this summer, ken was taking our oldest up the stairs on his back and little girl was following close behind. out of no where, little girl tumbles down a few steps (not the first time or the last, sad to say.) ken was caught in a tough spot because he was responsible for the oldest going piggy-back, yet wanting to run to try and soften the landing of the littlest. in the two seconds that all of this happened, ken ended up abruptly letting go the one on his back and sprinting down the steps toward the littlest. although the bigger one had never been in a position for getting hurt in the least, she was shocked at her daddy's seeming roughness and abandonment. tears flowed from her way more wild than from the one who had actually taken a fall. she didn't understand in the moment the bigger picture of what was going on - of what needed to be done.
yesterday, ken asked our oldest if she wanted to ride upstairs piggy-back. with her head tilted to the side, eyebrows in question and eyes that told him i remember. he said, "i know what you're thinking. last time we did this your sister fell down the steps and i needed to help her. you were never in any danger when that happened. come on, get on."
and up she went, assured by his words. or maybe it wasn't his words at all.
i guess she was more assured by who her daddy is. she has a long track record with this man, and time and again he's proven himself a man of his word and having her best interest in his heart. she's seen him act out of selflessness to read just one more story. . . she's laughed with him playing in the backyard more times than she could count . . . and she's felt the deep kind of love that she probably couldn't even explain yet when he's had to discipline her - temporary displeasure in exchange for a lifetime of security.

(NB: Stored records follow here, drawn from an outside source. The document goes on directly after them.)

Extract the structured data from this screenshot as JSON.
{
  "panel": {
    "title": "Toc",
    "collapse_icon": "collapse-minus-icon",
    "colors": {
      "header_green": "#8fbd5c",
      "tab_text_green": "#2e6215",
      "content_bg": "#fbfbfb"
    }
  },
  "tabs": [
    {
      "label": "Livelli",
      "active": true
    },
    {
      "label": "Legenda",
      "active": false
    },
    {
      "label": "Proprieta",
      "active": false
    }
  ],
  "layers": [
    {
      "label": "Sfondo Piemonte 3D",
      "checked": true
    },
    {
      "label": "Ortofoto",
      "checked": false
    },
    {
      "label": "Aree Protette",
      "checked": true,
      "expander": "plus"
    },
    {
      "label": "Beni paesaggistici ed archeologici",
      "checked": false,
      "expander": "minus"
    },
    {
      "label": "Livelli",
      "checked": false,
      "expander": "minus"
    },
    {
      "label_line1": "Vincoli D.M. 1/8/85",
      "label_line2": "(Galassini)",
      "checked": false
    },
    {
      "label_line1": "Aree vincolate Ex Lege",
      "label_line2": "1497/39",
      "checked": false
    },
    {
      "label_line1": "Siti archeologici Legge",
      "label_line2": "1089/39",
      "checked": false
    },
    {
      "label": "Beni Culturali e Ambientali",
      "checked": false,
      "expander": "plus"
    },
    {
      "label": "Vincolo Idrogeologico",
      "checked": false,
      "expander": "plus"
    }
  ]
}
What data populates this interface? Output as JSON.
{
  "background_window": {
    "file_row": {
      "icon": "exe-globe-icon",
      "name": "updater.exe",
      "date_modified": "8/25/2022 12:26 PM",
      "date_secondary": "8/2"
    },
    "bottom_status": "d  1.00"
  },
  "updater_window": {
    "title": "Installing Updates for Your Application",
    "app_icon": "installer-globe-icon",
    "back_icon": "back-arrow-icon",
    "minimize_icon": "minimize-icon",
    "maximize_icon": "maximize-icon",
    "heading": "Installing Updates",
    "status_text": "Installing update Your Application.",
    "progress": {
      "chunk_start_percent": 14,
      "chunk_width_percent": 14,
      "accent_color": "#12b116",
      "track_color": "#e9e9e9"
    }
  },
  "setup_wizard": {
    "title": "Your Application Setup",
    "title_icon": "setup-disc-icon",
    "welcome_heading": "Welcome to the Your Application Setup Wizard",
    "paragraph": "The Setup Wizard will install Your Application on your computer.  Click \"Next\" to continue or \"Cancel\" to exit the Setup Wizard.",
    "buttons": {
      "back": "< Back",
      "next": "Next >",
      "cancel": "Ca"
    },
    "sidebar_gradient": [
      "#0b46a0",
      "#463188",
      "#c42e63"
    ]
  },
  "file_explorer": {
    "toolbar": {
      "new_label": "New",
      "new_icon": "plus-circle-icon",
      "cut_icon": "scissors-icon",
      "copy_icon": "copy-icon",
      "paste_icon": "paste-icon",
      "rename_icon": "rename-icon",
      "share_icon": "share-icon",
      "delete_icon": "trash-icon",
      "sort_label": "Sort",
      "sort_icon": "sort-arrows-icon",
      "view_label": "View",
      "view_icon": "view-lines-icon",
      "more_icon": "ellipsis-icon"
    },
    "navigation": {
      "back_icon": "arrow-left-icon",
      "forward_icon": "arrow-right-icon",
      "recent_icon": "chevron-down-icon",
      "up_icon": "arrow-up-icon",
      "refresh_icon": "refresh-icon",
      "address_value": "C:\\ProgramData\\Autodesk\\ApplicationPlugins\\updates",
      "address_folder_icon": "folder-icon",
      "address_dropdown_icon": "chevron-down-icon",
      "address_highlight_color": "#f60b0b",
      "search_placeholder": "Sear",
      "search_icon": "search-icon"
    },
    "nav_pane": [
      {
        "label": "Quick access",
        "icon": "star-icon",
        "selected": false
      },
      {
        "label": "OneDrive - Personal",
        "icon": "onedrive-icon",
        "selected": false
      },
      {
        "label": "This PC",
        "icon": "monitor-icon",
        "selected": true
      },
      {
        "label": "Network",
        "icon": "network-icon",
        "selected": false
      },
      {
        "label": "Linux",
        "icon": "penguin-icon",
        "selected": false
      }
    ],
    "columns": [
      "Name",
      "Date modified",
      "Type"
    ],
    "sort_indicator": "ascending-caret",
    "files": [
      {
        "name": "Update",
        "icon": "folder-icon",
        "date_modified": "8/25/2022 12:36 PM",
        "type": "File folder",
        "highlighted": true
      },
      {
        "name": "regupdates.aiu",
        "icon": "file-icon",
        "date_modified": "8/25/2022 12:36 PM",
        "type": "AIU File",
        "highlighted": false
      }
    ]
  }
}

i watched this interaction between ken and his daughter. my eyes stared with some anticipation, wondering how she would respond. no one - me included - would call her crazy for saying "nahh" to him. yet, even in her trepidation, she was able to overcome the memory of the past - look into her daddy's gaze - and remember that if it comes from him, no matter how uncertain it appeared, it would be good.
and her daddy, her i-can-see-and-touch-him daddy is imperfect. there are flaws in him that will let her down. how much more should my heart trust the perfect Daddy, the only One who will never disappoint, and because He's so very not human - nothing He does ever gets in the way of my absolute best.
God's character will never disappoint when i can look away from my own perspective for a while and soften my heart toward simply letting Him who is enough for me in anything. thank you, Jesus, for being Constant and Love and Good. all the time.